"Gender-neutral restrooms are available for our school community. The district is also in the early stages of developing plans for renovations to restrooms & locker rooms that will improve privacy for all. Our school staff meets with students who are transgender and their families to address the needs and concerns of each child and make the best plan possible. Our division will continue to strive to accommodate our students’ needs and the division is confident this can be done while also protecting the rights and safety of all of the children of Prince George," Dr. Pennycuff said.
Preis said it will be up to the court to decide if a school district's policy meets the standards of the state policy.
"If they are out of compliance with the model policy, and they know they're out of compliance, what the school districts are doing is saying fine, we would rather stand on principle and pay the money and we will do this until we are told by a court. Once we are told by a court, I guess we will fall back in line, but at this point, we are going to stand on principle so to speak," Preis said.
As for all of the other school systems in our area, CBS6 is still waiting to hear back from them about their policies.
If they do not comply will the state step in and take action? State Superintendent Dr. James Lane said in a memo back in July that state funding would not be pulled from school systems out of compliance.
Attorney General Mark Herring, when asked if he would take legal action, a spokesperson said it would be best to talk to the DOE about enforcement.
While no lawsuits have been filed yet, Meredith Mason with the ACLU of Virginia said they are "actively speaking to parents of transgender students in the district to understand how their kids are being treated in school each day." She added "we will continue to advocate for students who are facing discrimination in schools. We’re eager to hear from all parents and students who are concerned about Hanover County’s failure to protect trans and nonbinary kids."
Where does Hanover's vote fit in with what is happening in Virginia?
The Hanover vote came in the wake of a Northern Virginia family's legal action against the Loudoun County School system.
A teenage boy was convicted of sexually assaulting a girl at Stone Bridge High School over the summer.
According to the law firm that represented the victim's family, the boy claimed to be gender fluid and was permitted to use the girls' restroom where the assault occurred.
The same boy was later charged for another sexual assault at a different high school.
The lawsuit claimed the assaults could have been prevented and the school system failed to create "minimum safeguards" to protect students from sexual assaults when the Loudoun County School Board formalized its restroom-use policy.
The father of the Stone Bridge High School victim was arrested while confronting the school board about his daughter's attack during a meeting earlier this year. The law firm is also fighting those charges.

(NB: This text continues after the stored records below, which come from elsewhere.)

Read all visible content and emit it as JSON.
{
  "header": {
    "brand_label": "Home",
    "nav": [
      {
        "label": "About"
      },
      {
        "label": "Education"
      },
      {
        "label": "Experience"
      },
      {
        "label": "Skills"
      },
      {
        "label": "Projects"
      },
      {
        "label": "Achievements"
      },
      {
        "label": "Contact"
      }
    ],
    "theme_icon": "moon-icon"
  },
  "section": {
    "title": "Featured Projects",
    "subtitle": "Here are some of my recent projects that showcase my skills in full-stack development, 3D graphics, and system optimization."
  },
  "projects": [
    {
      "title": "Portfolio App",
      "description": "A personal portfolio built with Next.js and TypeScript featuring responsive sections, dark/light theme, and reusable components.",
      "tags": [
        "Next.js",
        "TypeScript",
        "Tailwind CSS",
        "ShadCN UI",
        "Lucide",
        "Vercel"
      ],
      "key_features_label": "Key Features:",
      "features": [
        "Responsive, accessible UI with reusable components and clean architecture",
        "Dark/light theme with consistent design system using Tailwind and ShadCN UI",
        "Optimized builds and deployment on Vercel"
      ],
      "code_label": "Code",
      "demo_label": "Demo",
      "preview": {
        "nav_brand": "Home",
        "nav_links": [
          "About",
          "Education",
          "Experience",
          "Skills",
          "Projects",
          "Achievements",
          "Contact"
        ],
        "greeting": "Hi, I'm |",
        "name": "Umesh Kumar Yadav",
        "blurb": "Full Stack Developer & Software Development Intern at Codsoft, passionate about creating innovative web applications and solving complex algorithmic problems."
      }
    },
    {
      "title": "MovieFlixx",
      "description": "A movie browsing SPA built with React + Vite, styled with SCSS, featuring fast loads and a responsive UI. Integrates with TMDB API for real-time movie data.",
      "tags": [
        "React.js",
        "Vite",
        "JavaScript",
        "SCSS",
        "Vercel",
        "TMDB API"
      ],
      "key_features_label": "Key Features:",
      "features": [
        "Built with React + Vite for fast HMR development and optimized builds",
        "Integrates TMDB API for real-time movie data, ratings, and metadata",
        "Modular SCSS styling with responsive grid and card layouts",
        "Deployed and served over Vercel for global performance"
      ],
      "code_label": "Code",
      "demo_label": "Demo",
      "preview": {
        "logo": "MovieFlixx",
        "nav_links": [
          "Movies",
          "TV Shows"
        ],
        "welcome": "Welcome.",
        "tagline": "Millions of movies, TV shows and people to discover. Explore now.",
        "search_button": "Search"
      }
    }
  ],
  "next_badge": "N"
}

Loudoun Schools Superintendent said he believed all mandatory reporting protocols were followed in these cases but said they have found the process outlined by the U. S. Department of Education to be insufficient. He said the school system has hired a private law firm to conduct an independent review of the incidents.